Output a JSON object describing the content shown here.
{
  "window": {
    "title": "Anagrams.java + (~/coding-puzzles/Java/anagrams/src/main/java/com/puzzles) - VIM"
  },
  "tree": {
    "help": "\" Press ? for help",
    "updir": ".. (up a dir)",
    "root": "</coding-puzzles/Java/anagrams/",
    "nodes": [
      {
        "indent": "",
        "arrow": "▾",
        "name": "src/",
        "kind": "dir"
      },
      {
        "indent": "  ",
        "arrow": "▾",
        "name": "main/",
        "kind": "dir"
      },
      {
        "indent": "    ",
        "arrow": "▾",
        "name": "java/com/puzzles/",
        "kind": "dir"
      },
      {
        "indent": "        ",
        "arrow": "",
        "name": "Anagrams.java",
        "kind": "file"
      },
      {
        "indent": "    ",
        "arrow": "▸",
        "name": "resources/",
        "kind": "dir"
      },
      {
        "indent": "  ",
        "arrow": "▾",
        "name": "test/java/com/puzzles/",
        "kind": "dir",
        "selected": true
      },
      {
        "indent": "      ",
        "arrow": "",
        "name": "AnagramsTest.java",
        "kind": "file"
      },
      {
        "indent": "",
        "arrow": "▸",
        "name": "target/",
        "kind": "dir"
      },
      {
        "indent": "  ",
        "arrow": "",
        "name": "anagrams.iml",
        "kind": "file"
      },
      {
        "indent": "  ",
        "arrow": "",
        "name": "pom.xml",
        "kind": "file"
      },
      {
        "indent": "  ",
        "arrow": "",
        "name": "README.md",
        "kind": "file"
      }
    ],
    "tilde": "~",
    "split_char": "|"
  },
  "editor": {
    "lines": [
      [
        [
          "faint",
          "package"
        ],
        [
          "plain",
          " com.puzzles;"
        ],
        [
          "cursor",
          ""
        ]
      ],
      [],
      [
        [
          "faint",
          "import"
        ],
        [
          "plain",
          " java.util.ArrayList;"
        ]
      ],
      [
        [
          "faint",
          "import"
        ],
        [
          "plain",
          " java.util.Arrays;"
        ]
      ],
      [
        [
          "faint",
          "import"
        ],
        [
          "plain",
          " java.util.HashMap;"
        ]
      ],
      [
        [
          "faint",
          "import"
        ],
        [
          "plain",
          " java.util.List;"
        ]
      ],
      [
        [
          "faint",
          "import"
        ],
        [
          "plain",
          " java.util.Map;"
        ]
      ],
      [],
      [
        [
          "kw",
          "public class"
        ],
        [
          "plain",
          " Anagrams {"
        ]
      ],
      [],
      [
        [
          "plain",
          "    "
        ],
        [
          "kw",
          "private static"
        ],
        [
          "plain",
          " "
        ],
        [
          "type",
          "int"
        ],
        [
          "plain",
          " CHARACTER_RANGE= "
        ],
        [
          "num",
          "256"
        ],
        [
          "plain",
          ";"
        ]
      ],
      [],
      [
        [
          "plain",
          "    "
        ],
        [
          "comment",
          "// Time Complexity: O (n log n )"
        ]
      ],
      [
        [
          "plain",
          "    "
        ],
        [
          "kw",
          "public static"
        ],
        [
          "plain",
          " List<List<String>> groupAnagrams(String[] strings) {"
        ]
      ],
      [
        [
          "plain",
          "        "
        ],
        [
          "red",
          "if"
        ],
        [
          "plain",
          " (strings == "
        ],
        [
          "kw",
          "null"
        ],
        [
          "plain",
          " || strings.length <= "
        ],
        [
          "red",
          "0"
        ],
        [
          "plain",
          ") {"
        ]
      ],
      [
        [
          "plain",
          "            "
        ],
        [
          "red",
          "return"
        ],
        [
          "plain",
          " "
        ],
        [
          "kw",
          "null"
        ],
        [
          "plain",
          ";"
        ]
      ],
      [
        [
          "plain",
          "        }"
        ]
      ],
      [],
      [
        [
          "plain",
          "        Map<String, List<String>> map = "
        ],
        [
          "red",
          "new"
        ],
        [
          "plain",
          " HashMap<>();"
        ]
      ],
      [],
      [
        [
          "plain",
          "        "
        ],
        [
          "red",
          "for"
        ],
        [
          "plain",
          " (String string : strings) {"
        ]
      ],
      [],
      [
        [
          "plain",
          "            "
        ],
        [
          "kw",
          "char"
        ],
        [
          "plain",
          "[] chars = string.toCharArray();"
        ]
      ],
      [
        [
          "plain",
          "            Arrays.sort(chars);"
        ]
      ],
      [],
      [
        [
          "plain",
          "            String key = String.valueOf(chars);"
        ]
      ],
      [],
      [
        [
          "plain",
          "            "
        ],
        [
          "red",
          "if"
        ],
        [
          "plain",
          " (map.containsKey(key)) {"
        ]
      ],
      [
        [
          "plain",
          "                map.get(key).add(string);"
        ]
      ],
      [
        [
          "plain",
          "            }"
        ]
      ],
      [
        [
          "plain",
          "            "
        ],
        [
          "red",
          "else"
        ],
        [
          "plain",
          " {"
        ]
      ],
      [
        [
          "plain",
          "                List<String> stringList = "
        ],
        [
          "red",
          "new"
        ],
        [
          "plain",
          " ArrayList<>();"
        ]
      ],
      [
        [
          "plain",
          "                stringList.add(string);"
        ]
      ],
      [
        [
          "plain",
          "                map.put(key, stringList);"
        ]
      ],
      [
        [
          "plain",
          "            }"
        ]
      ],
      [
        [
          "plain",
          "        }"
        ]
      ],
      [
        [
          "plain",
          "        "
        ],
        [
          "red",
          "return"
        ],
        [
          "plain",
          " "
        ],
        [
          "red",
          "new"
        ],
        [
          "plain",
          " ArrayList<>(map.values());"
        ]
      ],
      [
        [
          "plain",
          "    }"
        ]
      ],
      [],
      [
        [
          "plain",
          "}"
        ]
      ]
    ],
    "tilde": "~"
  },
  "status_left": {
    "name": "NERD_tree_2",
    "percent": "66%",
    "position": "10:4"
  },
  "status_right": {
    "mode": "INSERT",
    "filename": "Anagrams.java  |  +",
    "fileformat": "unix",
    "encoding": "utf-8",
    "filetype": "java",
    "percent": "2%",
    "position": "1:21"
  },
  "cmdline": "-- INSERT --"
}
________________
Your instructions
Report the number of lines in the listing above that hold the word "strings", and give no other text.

Solution
4